Too good for this world
When Tom was a little boy he was obsessed with Star Wars. He dressed up in costumes reenacting scenes from the movies while slashing his light-saber about. He loved creating characters and developing video horror movies with his friends. The family loved fishing, going to the beach and having EPIC Christmas celebrations together.
Tom was intrigued with Viking culture and folklore. He loved the artwork, the history and mythology and could be found sketching Viking inspired design ideas for tattoos. He could also imitate celebrity voices, like Christopher Walken, Al Pacino and Steve Erwin.
Tom was funny, intelligent, well read, creative, and had a big heart. He loved animals and volunteered with a Wolf-dog rescue sanctuary. He had a desire to go to AB Tech for Veterinary Assisting, and eventually train as a wildlife rehabilitator or Veterinarian.
As a young teenager, Tom began having migraine headaches. They were so severe he couldn’t attend school and withdrew at 16, later getting his GED. He became severely depressed and was ultimately put on psychiatric medications as well as opioids, the only medication that gave him relief, but which also led to his becoming addicted. In time, he needed larger quantities than he was prescribed and started abusing other drugs as well.
Tom was a good listener and very supportive of friends, even while dealing with his own anxiety/depression disorder.

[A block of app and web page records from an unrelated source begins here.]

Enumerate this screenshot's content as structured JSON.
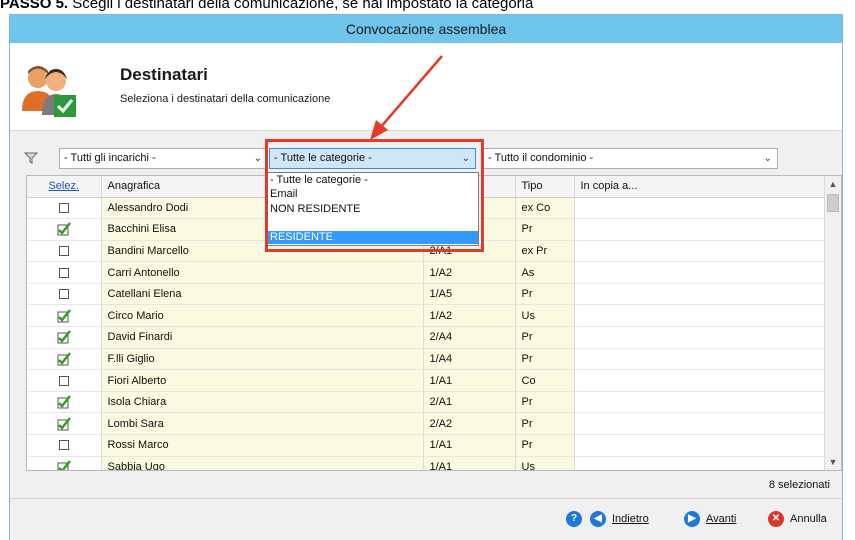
{
  "caption": {
    "bold": "PASSO 5.",
    "text": " Scegli i destinatari della comunicazione, se hai impostato la categoria"
  },
  "window": {
    "title": "Convocazione assemblea"
  },
  "header": {
    "title": "Destinatari",
    "subtitle": "Seleziona i destinatari della comunicazione"
  },
  "filters": {
    "incarichi": "- Tutti gli incarichi -",
    "categorie": "- Tutte le categorie -",
    "condominio": "- Tutto il condominio -"
  },
  "dropdown": {
    "items": [
      "- Tutte le categorie -",
      "Email",
      "NON RESIDENTE",
      "",
      "RESIDENTE"
    ]
  },
  "grid": {
    "columns": {
      "selez": "Selez.",
      "anagrafica": "Anagrafica",
      "unita": "",
      "tipo": "Tipo",
      "copia": "In copia a..."
    },
    "rows": [
      {
        "checked": false,
        "name": "Alessandro Dodi",
        "unit": "",
        "tipo": "ex Co"
      },
      {
        "checked": true,
        "name": "Bacchini Elisa",
        "unit": "",
        "tipo": "Pr"
      },
      {
        "checked": false,
        "name": "Bandini Marcello",
        "unit": "2/A1",
        "tipo": "ex Pr"
      },
      {
        "checked": false,
        "name": "Carri Antonello",
        "unit": "1/A2",
        "tipo": "As"
      },
      {
        "checked": false,
        "name": "Catellani Elena",
        "unit": "1/A5",
        "tipo": "Pr"
      },
      {
        "checked": true,
        "name": "Circo Mario",
        "unit": "1/A2",
        "tipo": "Us"
      },
      {
        "checked": true,
        "name": "David Finardi",
        "unit": "2/A4",
        "tipo": "Pr"
      },
      {
        "checked": true,
        "name": "F.lli Giglio",
        "unit": "1/A4",
        "tipo": "Pr"
      },
      {
        "checked": false,
        "name": "Fiori Alberto",
        "unit": "1/A1",
        "tipo": "Co"
      },
      {
        "checked": true,
        "name": "Isola Chiara",
        "unit": "2/A1",
        "tipo": "Pr"
      },
      {
        "checked": true,
        "name": "Lombi Sara",
        "unit": "2/A2",
        "tipo": "Pr"
      },
      {
        "checked": false,
        "name": "Rossi Marco",
        "unit": "1/A1",
        "tipo": "Pr"
      },
      {
        "checked": true,
        "name": "Sabbia Ugo",
        "unit": "1/A1",
        "tipo": "Us"
      }
    ]
  },
  "status": {
    "count": "8 selezionati"
  },
  "footer": {
    "back": "Indietro",
    "next": "Avanti",
    "cancel": "Annulla"
  },
  "colors": {
    "titlebar": "#6fc5ec",
    "highlight": "#3399ff",
    "annotation": "#e53a2a",
    "checkmark": "#3a9a2a"
  },
  "icons": [
    "users-check-icon",
    "funnel-icon",
    "help-icon",
    "back-arrow-icon",
    "forward-arrow-icon",
    "cancel-icon"
  ]
}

He had a great deal of empathy for people going through hard times, especially those who were suicidal. Ironically, six months after Tom died, his younger brother, Chris, took his own life. Their mother believes it was Tom’s death that put Chris over the edge.
Much has changed for his parents after losing both their sons. His mother misses talking and laughing with Tom. She also misses his goodnight hugs and hearing him say “I love you.” “It was hard to see the hell he went through. I know Tom carried so much guilt and shame and tried so hard to change. It had a large effect on his self-esteem.
His mother says, “I will never be the same, I will spend the rest of my life learning to heal, and as I do, I will share my story and try my best to help others learn to live after this tragedy happens.” Tom’s parents have started an organization, to honor their sons. They are working to “find solutions to the systemic tragedies caused by poor mental health, drug addiction and the inadequate systems that are presently in place to deal with these problems.”
Thomas’ mother, Susan Ward, provided information for this narrative.
April 3, 1995 – October 3, 2017